## WHAT YOU WILL DO:
Quote the records that follow in full, leaving the pictures out.
____________
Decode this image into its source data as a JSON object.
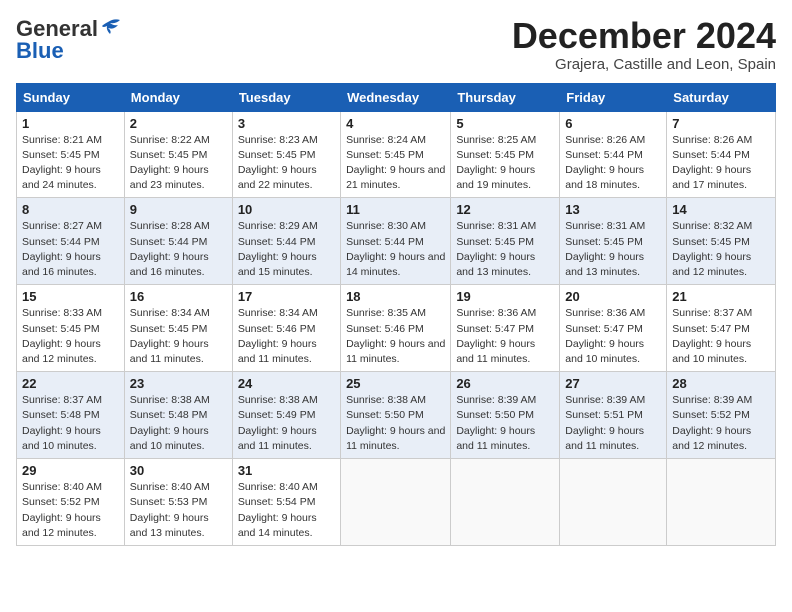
{
  "header": {
    "logo_general": "General",
    "logo_blue": "Blue",
    "month_title": "December 2024",
    "location": "Grajera, Castille and Leon, Spain"
  },
  "columns": [
    "Sunday",
    "Monday",
    "Tuesday",
    "Wednesday",
    "Thursday",
    "Friday",
    "Saturday"
  ],
  "weeks": [
    [
      {
        "day": "1",
        "sunrise": "Sunrise: 8:21 AM",
        "sunset": "Sunset: 5:45 PM",
        "daylight": "Daylight: 9 hours and 24 minutes."
      },
      {
        "day": "2",
        "sunrise": "Sunrise: 8:22 AM",
        "sunset": "Sunset: 5:45 PM",
        "daylight": "Daylight: 9 hours and 23 minutes."
      },
      {
        "day": "3",
        "sunrise": "Sunrise: 8:23 AM",
        "sunset": "Sunset: 5:45 PM",
        "daylight": "Daylight: 9 hours and 22 minutes."
      },
      {
        "day": "4",
        "sunrise": "Sunrise: 8:24 AM",
        "sunset": "Sunset: 5:45 PM",
        "daylight": "Daylight: 9 hours and 21 minutes."
      },
      {
        "day": "5",
        "sunrise": "Sunrise: 8:25 AM",
        "sunset": "Sunset: 5:45 PM",
        "daylight": "Daylight: 9 hours and 19 minutes."
      },
      {
        "day": "6",
        "sunrise": "Sunrise: 8:26 AM",
        "sunset": "Sunset: 5:44 PM",
        "daylight": "Daylight: 9 hours and 18 minutes."
      },
      {
        "day": "7",
        "sunrise": "Sunrise: 8:26 AM",
        "sunset": "Sunset: 5:44 PM",
        "daylight": "Daylight: 9 hours and 17 minutes."
      }
    ],
    [
      {
        "day": "8",
        "sunrise": "Sunrise: 8:27 AM",
        "sunset": "Sunset: 5:44 PM",
        "daylight": "Daylight: 9 hours and 16 minutes."
      },
      {
        "day": "9",
        "sunrise": "Sunrise: 8:28 AM",
        "sunset": "Sunset: 5:44 PM",
        "daylight": "Daylight: 9 hours and 16 minutes."
      },
      {
        "day": "10",
        "sunrise": "Sunrise: 8:29 AM",
        "sunset": "Sunset: 5:44 PM",
        "daylight": "Daylight: 9 hours and 15 minutes."
      },
      {
        "day": "11",
        "sunrise": "Sunrise: 8:30 AM",
        "sunset": "Sunset: 5:44 PM",
        "daylight": "Daylight: 9 hours and 14 minutes."
      },
      {
        "day": "12",
        "sunrise": "Sunrise: 8:31 AM",
        "sunset": "Sunset: 5:45 PM",
        "daylight": "Daylight: 9 hours and 13 minutes."
      },
      {
        "day": "13",
        "sunrise": "Sunrise: 8:31 AM",
        "sunset": "Sunset: 5:45 PM",
        "daylight": "Daylight: 9 hours and 13 minutes."
      },
      {
        "day": "14",
        "sunrise": "Sunrise: 8:32 AM",
        "sunset": "Sunset: 5:45 PM",
        "daylight": "Daylight: 9 hours and 12 minutes."
      }
    ],
    [
      {
        "day": "15",
        "sunrise": "Sunrise: 8:33 AM",
        "sunset": "Sunset: 5:45 PM",
        "daylight": "Daylight: 9 hours and 12 minutes."
      },
      {
        "day": "16",
        "sunrise": "Sunrise: 8:34 AM",
        "sunset": "Sunset: 5:45 PM",
        "daylight": "Daylight: 9 hours and 11 minutes."
      },
      {
        "day": "17",
        "sunrise": "Sunrise: 8:34 AM",
        "sunset": "Sunset: 5:46 PM",
        "daylight": "Daylight: 9 hours and 11 minutes."
      },
      {
        "day": "18",
        "sunrise": "Sunrise: 8:35 AM",
        "sunset": "Sunset: 5:46 PM",
        "daylight": "Daylight: 9 hours and 11 minutes."
      },
      {
        "day": "19",
        "sunrise": "Sunrise: 8:36 AM",
        "sunset": "Sunset: 5:47 PM",
        "daylight": "Daylight: 9 hours and 11 minutes."
      },
      {
        "day": "20",
        "sunrise": "Sunrise: 8:36 AM",
        "sunset": "Sunset: 5:47 PM",
        "daylight": "Daylight: 9 hours and 10 minutes."
      },
      {
        "day": "21",
        "sunrise": "Sunrise: 8:37 AM",
        "sunset": "Sunset: 5:47 PM",
        "daylight": "Daylight: 9 hours and 10 minutes."
      }
    ],
    [
      {
        "day": "22",
        "sunrise": "Sunrise: 8:37 AM",
        "sunset": "Sunset: 5:48 PM",
        "daylight": "Daylight: 9 hours and 10 minutes."
      },
      {
        "day": "23",
        "sunrise": "Sunrise: 8:38 AM",
        "sunset": "Sunset: 5:48 PM",
        "daylight": "Daylight: 9 hours and 10 minutes."
      },
      {
        "day": "24",
        "sunrise": "Sunrise: 8:38 AM",
        "sunset": "Sunset: 5:49 PM",
        "daylight": "Daylight: 9 hours and 11 minutes."
      },
      {
        "day": "25",
        "sunrise": "Sunrise: 8:38 AM",
        "sunset": "Sunset: 5:50 PM",
        "daylight": "Daylight: 9 hours and 11 minutes."
      },
      {
        "day": "26",
        "sunrise": "Sunrise: 8:39 AM",
        "sunset": "Sunset: 5:50 PM",
        "daylight": "Daylight: 9 hours and 11 minutes."
      },
      {
        "day": "27",
        "sunrise": "Sunrise: 8:39 AM",
        "sunset": "Sunset: 5:51 PM",
        "daylight": "Daylight: 9 hours and 11 minutes."
      },
      {
        "day": "28",
        "sunrise": "Sunrise: 8:39 AM",
        "sunset": "Sunset: 5:52 PM",
        "daylight": "Daylight: 9 hours and 12 minutes."
      }
    ],
    [
      {
        "day": "29",
        "sunrise": "Sunrise: 8:40 AM",
        "sunset": "Sunset: 5:52 PM",
        "daylight": "Daylight: 9 hours and 12 minutes."
      },
      {
        "day": "30",
        "sunrise": "Sunrise: 8:40 AM",
        "sunset": "Sunset: 5:53 PM",
        "daylight": "Daylight: 9 hours and 13 minutes."
      },
      {
        "day": "31",
        "sunrise": "Sunrise: 8:40 AM",
        "sunset": "Sunset: 5:54 PM",
        "daylight": "Daylight: 9 hours and 14 minutes."
      },
      null,
      null,
      null,
      null
    ]
  ]
}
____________
## WRITTEN ANSWER:
Decode this image into its source data as a JSON object.
{
  "header": {
    "logo_general": "General",
    "logo_blue": "Blue",
    "month_title": "December 2024",
    "location": "Grajera, Castille and Leon, Spain"
  },
  "columns": [
    "Sunday",
    "Monday",
    "Tuesday",
    "Wednesday",
    "Thursday",
    "Friday",
    "Saturday"
  ],
  "weeks": [
    [
      {
        "day": "1",
        "sunrise": "Sunrise: 8:21 AM",
        "sunset": "Sunset: 5:45 PM",
        "daylight": "Daylight: 9 hours and 24 minutes."
      },
      {
        "day": "2",
        "sunrise": "Sunrise: 8:22 AM",
        "sunset": "Sunset: 5:45 PM",
        "daylight": "Daylight: 9 hours and 23 minutes."
      },
      {
        "day": "3",
        "sunrise": "Sunrise: 8:23 AM",
        "sunset": "Sunset: 5:45 PM",
        "daylight": "Daylight: 9 hours and 22 minutes."
      },
      {
        "day": "4",
        "sunrise": "Sunrise: 8:24 AM",
        "sunset": "Sunset: 5:45 PM",
        "daylight": "Daylight: 9 hours and 21 minutes."
      },
      {
        "day": "5",
        "sunrise": "Sunrise: 8:25 AM",
        "sunset": "Sunset: 5:45 PM",
        "daylight": "Daylight: 9 hours and 19 minutes."
      },
      {
        "day": "6",
        "sunrise": "Sunrise: 8:26 AM",
        "sunset": "Sunset: 5:44 PM",
        "daylight": "Daylight: 9 hours and 18 minutes."
      },
      {
        "day": "7",
        "sunrise": "Sunrise: 8:26 AM",
        "sunset": "Sunset: 5:44 PM",
        "daylight": "Daylight: 9 hours and 17 minutes."
      }
    ],
    [
      {
        "day": "8",
        "sunrise": "Sunrise: 8:27 AM",
        "sunset": "Sunset: 5:44 PM",
        "daylight": "Daylight: 9 hours and 16 minutes."
      },
      {
        "day": "9",
        "sunrise": "Sunrise: 8:28 AM",
        "sunset": "Sunset: 5:44 PM",
        "daylight": "Daylight: 9 hours and 16 minutes."
      },
      {
        "day": "10",
        "sunrise": "Sunrise: 8:29 AM",
        "sunset": "Sunset: 5:44 PM",
        "daylight": "Daylight: 9 hours and 15 minutes."
      },
      {
        "day": "11",
        "sunrise": "Sunrise: 8:30 AM",
        "sunset": "Sunset: 5:44 PM",
        "daylight": "Daylight: 9 hours and 14 minutes."
      },
      {
        "day": "12",
        "sunrise": "Sunrise: 8:31 AM",
        "sunset": "Sunset: 5:45 PM",
        "daylight": "Daylight: 9 hours and 13 minutes."
      },
      {
        "day": "13",
        "sunrise": "Sunrise: 8:31 AM",
        "sunset": "Sunset: 5:45 PM",
        "daylight": "Daylight: 9 hours and 13 minutes."
      },
      {
        "day": "14",
        "sunrise": "Sunrise: 8:32 AM",
        "sunset": "Sunset: 5:45 PM",
        "daylight": "Daylight: 9 hours and 12 minutes."
      }
    ],
    [
      {
        "day": "15",
        "sunrise": "Sunrise: 8:33 AM",
        "sunset": "Sunset: 5:45 PM",
        "daylight": "Daylight: 9 hours and 12 minutes."
      },
      {
        "day": "16",
        "sunrise": "Sunrise: 8:34 AM",
        "sunset": "Sunset: 5:45 PM",
        "daylight": "Daylight: 9 hours and 11 minutes."
      },
      {
        "day": "17",
        "sunrise": "Sunrise: 8:34 AM",
        "sunset": "Sunset: 5:46 PM",
        "daylight": "Daylight: 9 hours and 11 minutes."
      },
      {
        "day": "18",
        "sunrise": "Sunrise: 8:35 AM",
        "sunset": "Sunset: 5:46 PM",
        "daylight": "Daylight: 9 hours and 11 minutes."
      },
      {
        "day": "19",
        "sunrise": "Sunrise: 8:36 AM",
        "sunset": "Sunset: 5:47 PM",
        "daylight": "Daylight: 9 hours and 11 minutes."
      },
      {
        "day": "20",
        "sunrise": "Sunrise: 8:36 AM",
        "sunset": "Sunset: 5:47 PM",
        "daylight": "Daylight: 9 hours and 10 minutes."
      },
      {
        "day": "21",
        "sunrise": "Sunrise: 8:37 AM",
        "sunset": "Sunset: 5:47 PM",
        "daylight": "Daylight: 9 hours and 10 minutes."
      }
    ],
    [
      {
        "day": "22",
        "sunrise": "Sunrise: 8:37 AM",
        "sunset": "Sunset: 5:48 PM",
        "daylight": "Daylight: 9 hours and 10 minutes."
      },
      {
        "day": "23",
        "sunrise": "Sunrise: 8:38 AM",
        "sunset": "Sunset: 5:48 PM",
        "daylight": "Daylight: 9 hours and 10 minutes."
      },
      {
        "day": "24",
        "sunrise": "Sunrise: 8:38 AM",
        "sunset": "Sunset: 5:49 PM",
        "daylight": "Daylight: 9 hours and 11 minutes."
      },
      {
        "day": "25",
        "sunrise": "Sunrise: 8:38 AM",
        "sunset": "Sunset: 5:50 PM",
        "daylight": "Daylight: 9 hours and 11 minutes."
      },
      {
        "day": "26",
        "sunrise": "Sunrise: 8:39 AM",
        "sunset": "Sunset: 5:50 PM",
        "daylight": "Daylight: 9 hours and 11 minutes."
      },
      {
        "day": "27",
        "sunrise": "Sunrise: 8:39 AM",
        "sunset": "Sunset: 5:51 PM",
        "daylight": "Daylight: 9 hours and 11 minutes."
      },
      {
        "day": "28",
        "sunrise": "Sunrise: 8:39 AM",
        "sunset": "Sunset: 5:52 PM",
        "daylight": "Daylight: 9 hours and 12 minutes."
      }
    ],
    [
      {
        "day": "29",
        "sunrise": "Sunrise: 8:40 AM",
        "sunset": "Sunset: 5:52 PM",
        "daylight": "Daylight: 9 hours and 12 minutes."
      },
      {
        "day": "30",
        "sunrise": "Sunrise: 8:40 AM",
        "sunset": "Sunset: 5:53 PM",
        "daylight": "Daylight: 9 hours and 13 minutes."
      },
      {
        "day": "31",
        "sunrise": "Sunrise: 8:40 AM",
        "sunset": "Sunset: 5:54 PM",
        "daylight": "Daylight: 9 hours and 14 minutes."
      },
      null,
      null,
      null,
      null
    ]
  ]
}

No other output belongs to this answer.